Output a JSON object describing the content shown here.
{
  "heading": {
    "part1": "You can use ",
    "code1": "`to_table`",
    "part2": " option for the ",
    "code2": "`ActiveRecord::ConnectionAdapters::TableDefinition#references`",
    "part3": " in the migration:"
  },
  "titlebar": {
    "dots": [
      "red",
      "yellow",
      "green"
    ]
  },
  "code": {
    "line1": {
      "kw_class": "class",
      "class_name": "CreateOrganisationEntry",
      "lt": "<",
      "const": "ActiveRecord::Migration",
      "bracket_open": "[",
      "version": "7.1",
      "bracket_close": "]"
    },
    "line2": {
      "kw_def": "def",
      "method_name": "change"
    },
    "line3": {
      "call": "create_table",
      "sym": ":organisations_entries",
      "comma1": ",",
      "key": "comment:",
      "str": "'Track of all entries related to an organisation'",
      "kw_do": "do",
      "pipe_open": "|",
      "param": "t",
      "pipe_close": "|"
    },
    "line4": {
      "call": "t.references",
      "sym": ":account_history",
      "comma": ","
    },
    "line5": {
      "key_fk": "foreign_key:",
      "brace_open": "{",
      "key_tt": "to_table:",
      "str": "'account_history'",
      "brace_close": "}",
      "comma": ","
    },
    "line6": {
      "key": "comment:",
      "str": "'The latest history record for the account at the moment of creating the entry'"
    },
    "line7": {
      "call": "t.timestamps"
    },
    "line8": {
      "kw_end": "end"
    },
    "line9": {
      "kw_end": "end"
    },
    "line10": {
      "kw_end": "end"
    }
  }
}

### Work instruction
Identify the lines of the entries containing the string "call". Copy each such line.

### Answer space
      "call": "create_table",
      "call": "t.references",
      "call": "t.timestamps"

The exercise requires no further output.